• [How to complete this task]
Could you print out every entry, character for character?

(Saved data entries)
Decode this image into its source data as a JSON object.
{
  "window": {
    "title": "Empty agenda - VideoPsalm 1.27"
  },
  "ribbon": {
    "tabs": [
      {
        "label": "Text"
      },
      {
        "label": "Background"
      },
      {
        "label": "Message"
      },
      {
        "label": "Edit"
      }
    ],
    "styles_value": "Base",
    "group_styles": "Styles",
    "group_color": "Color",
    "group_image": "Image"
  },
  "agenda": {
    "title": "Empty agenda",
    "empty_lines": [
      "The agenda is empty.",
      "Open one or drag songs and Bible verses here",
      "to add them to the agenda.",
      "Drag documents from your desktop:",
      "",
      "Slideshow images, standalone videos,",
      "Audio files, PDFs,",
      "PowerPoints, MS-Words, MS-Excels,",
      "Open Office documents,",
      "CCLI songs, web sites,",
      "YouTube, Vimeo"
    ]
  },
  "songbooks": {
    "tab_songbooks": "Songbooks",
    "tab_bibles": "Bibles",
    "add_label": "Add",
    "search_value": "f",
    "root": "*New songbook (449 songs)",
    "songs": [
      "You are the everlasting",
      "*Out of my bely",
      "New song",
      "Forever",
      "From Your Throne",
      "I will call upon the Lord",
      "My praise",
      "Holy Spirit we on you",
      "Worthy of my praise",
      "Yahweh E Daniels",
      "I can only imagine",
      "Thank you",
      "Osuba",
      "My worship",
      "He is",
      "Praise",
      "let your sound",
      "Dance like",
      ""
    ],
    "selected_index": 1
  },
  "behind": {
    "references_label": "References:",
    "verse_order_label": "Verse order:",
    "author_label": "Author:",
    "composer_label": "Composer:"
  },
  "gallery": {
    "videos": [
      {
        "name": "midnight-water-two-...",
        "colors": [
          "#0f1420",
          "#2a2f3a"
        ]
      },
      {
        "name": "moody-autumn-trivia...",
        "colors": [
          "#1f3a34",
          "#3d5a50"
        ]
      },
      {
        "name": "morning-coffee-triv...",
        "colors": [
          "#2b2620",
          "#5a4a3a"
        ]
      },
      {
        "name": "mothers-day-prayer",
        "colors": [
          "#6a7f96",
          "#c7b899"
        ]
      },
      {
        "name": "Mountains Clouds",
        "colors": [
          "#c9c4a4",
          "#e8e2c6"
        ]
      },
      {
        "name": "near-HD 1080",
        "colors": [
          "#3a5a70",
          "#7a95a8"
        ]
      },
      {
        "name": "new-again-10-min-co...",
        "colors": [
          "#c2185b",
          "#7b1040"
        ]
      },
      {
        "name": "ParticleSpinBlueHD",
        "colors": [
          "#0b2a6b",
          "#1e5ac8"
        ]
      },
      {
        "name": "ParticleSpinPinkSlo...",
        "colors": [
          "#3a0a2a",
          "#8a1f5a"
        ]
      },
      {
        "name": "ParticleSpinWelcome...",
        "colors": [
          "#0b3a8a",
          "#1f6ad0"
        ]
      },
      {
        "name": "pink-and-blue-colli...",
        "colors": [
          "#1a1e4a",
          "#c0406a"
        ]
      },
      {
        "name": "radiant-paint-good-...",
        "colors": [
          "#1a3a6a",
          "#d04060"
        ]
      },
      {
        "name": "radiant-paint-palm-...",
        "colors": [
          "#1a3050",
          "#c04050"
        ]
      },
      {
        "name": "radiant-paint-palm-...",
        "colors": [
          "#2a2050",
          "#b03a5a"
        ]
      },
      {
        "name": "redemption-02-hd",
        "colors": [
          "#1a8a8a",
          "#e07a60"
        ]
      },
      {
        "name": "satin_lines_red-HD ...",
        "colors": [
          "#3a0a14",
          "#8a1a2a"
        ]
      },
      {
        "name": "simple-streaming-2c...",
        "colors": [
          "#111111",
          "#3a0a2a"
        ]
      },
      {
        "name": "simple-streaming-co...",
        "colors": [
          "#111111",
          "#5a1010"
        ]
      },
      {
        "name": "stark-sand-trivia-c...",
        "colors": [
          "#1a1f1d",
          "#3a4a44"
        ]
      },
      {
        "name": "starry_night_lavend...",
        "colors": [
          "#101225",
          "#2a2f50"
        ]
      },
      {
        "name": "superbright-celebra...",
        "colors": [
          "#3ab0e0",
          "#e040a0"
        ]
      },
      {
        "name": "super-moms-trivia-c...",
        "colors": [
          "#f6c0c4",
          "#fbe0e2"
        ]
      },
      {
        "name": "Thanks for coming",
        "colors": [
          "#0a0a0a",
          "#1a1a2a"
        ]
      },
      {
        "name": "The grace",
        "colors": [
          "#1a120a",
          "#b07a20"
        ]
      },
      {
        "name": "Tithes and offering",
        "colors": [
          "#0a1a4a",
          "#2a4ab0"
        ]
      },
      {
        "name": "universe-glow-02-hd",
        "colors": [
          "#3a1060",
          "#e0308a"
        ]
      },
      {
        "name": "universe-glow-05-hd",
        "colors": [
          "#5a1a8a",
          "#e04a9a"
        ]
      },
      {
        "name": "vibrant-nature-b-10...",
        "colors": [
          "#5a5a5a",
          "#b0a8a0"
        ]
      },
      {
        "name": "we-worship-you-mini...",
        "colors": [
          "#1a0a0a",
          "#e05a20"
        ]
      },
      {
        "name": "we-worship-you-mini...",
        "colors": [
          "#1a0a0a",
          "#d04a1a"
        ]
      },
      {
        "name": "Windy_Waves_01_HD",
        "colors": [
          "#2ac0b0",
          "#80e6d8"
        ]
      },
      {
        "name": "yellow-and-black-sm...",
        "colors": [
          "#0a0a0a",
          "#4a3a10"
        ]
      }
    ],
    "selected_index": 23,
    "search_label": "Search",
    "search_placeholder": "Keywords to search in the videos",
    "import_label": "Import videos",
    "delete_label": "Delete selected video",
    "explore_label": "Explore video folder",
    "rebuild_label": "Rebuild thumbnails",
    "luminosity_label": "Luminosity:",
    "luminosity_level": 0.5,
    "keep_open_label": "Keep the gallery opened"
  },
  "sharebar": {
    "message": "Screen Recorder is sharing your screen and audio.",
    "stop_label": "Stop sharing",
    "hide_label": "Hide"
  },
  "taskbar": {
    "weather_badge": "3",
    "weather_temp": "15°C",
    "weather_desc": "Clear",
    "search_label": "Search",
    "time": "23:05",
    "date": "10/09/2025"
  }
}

• [Output for this exercise]
Decode this image into its source data as a JSON object.
{
  "window": {
    "title": "Empty agenda - VideoPsalm 1.27"
  },
  "ribbon": {
    "tabs": [
      {
        "label": "Text"
      },
      {
        "label": "Background"
      },
      {
        "label": "Message"
      },
      {
        "label": "Edit"
      }
    ],
    "styles_value": "Base",
    "group_styles": "Styles",
    "group_color": "Color",
    "group_image": "Image"
  },
  "agenda": {
    "title": "Empty agenda",
    "empty_lines": [
      "The agenda is empty.",
      "Open one or drag songs and Bible verses here",
      "to add them to the agenda.",
      "Drag documents from your desktop:",
      "",
      "Slideshow images, standalone videos,",
      "Audio files, PDFs,",
      "PowerPoints, MS-Words, MS-Excels,",
      "Open Office documents,",
      "CCLI songs, web sites,",
      "YouTube, Vimeo"
    ]
  },
  "songbooks": {
    "tab_songbooks": "Songbooks",
    "tab_bibles": "Bibles",
    "add_label": "Add",
    "search_value": "f",
    "root": "*New songbook (449 songs)",
    "songs": [
      "You are the everlasting",
      "*Out of my bely",
      "New song",
      "Forever",
      "From Your Throne",
      "I will call upon the Lord",
      "My praise",
      "Holy Spirit we on you",
      "Worthy of my praise",
      "Yahweh E Daniels",
      "I can only imagine",
      "Thank you",
      "Osuba",
      "My worship",
      "He is",
      "Praise",
      "let your sound",
      "Dance like",
      ""
    ],
    "selected_index": 1
  },
  "behind": {
    "references_label": "References:",
    "verse_order_label": "Verse order:",
    "author_label": "Author:",
    "composer_label": "Composer:"
  },
  "gallery": {
    "videos": [
      {
        "name": "midnight-water-two-...",
        "colors": [
          "#0f1420",
          "#2a2f3a"
        ]
      },
      {
        "name": "moody-autumn-trivia...",
        "colors": [
          "#1f3a34",
          "#3d5a50"
        ]
      },
      {
        "name": "morning-coffee-triv...",
        "colors": [
          "#2b2620",
          "#5a4a3a"
        ]
      },
      {
        "name": "mothers-day-prayer",
        "colors": [
          "#6a7f96",
          "#c7b899"
        ]
      },
      {
        "name": "Mountains Clouds",
        "colors": [
          "#c9c4a4",
          "#e8e2c6"
        ]
      },
      {
        "name": "near-HD 1080",
        "colors": [
          "#3a5a70",
          "#7a95a8"
        ]
      },
      {
        "name": "new-again-10-min-co...",
        "colors": [
          "#c2185b",
          "#7b1040"
        ]
      },
      {
        "name": "ParticleSpinBlueHD",
        "colors": [
          "#0b2a6b",
          "#1e5ac8"
        ]
      },
      {
        "name": "ParticleSpinPinkSlo...",
        "colors": [
          "#3a0a2a",
          "#8a1f5a"
        ]
      },
      {
        "name": "ParticleSpinWelcome...",
        "colors": [
          "#0b3a8a",
          "#1f6ad0"
        ]
      },
      {
        "name": "pink-and-blue-colli...",
        "colors": [
          "#1a1e4a",
          "#c0406a"
        ]
      },
      {
        "name": "radiant-paint-good-...",
        "colors": [
          "#1a3a6a",
          "#d04060"
        ]
      },
      {
        "name": "radiant-paint-palm-...",
        "colors": [
          "#1a3050",
          "#c04050"
        ]
      },
      {
        "name": "radiant-paint-palm-...",
        "colors": [
          "#2a2050",
          "#b03a5a"
        ]
      },
      {
        "name": "redemption-02-hd",
        "colors": [
          "#1a8a8a",
          "#e07a60"
        ]
      },
      {
        "name": "satin_lines_red-HD ...",
        "colors": [
          "#3a0a14",
          "#8a1a2a"
        ]
      },
      {
        "name": "simple-streaming-2c...",
        "colors": [
          "#111111",
          "#3a0a2a"
        ]
      },
      {
        "name": "simple-streaming-co...",
        "colors": [
          "#111111",
          "#5a1010"
        ]
      },
      {
        "name": "stark-sand-trivia-c...",
        "colors": [
          "#1a1f1d",
          "#3a4a44"
        ]
      },
      {
        "name": "starry_night_lavend...",
        "colors": [
          "#101225",
          "#2a2f50"
        ]
      },
      {
        "name": "superbright-celebra...",
        "colors": [
          "#3ab0e0",
          "#e040a0"
        ]
      },
      {
        "name": "super-moms-trivia-c...",
        "colors": [
          "#f6c0c4",
          "#fbe0e2"
        ]
      },
      {
        "name": "Thanks for coming",
        "colors": [
          "#0a0a0a",
          "#1a1a2a"
        ]
      },
      {
        "name": "The grace",
        "colors": [
          "#1a120a",
          "#b07a20"
        ]
      },
      {
        "name": "Tithes and offering",
        "colors": [
          "#0a1a4a",
          "#2a4ab0"
        ]
      },
      {
        "name": "universe-glow-02-hd",
        "colors": [
          "#3a1060",
          "#e0308a"
        ]
      },
      {
        "name": "universe-glow-05-hd",
        "colors": [
          "#5a1a8a",
          "#e04a9a"
        ]
      },
      {
        "name": "vibrant-nature-b-10...",
        "colors": [
          "#5a5a5a",
          "#b0a8a0"
        ]
      },
      {
        "name": "we-worship-you-mini...",
        "colors": [
          "#1a0a0a",
          "#e05a20"
        ]
      },
      {
        "name": "we-worship-you-mini...",
        "colors": [
          "#1a0a0a",
          "#d04a1a"
        ]
      },
      {
        "name": "Windy_Waves_01_HD",
        "colors": [
          "#2ac0b0",
          "#80e6d8"
        ]
      },
      {
        "name": "yellow-and-black-sm...",
        "colors": [
          "#0a0a0a",
          "#4a3a10"
        ]
      }
    ],
    "selected_index": 23,
    "search_label": "Search",
    "search_placeholder": "Keywords to search in the videos",
    "import_label": "Import videos",
    "delete_label": "Delete selected video",
    "explore_label": "Explore video folder",
    "rebuild_label": "Rebuild thumbnails",
    "luminosity_label": "Luminosity:",
    "luminosity_level": 0.5,
    "keep_open_label": "Keep the gallery opened"
  },
  "sharebar": {
    "message": "Screen Recorder is sharing your screen and audio.",
    "stop_label": "Stop sharing",
    "hide_label": "Hide"
  },
  "taskbar": {
    "weather_badge": "3",
    "weather_temp": "15°C",
    "weather_desc": "Clear",
    "search_label": "Search",
    "time": "23:05",
    "date": "10/09/2025"
  }
}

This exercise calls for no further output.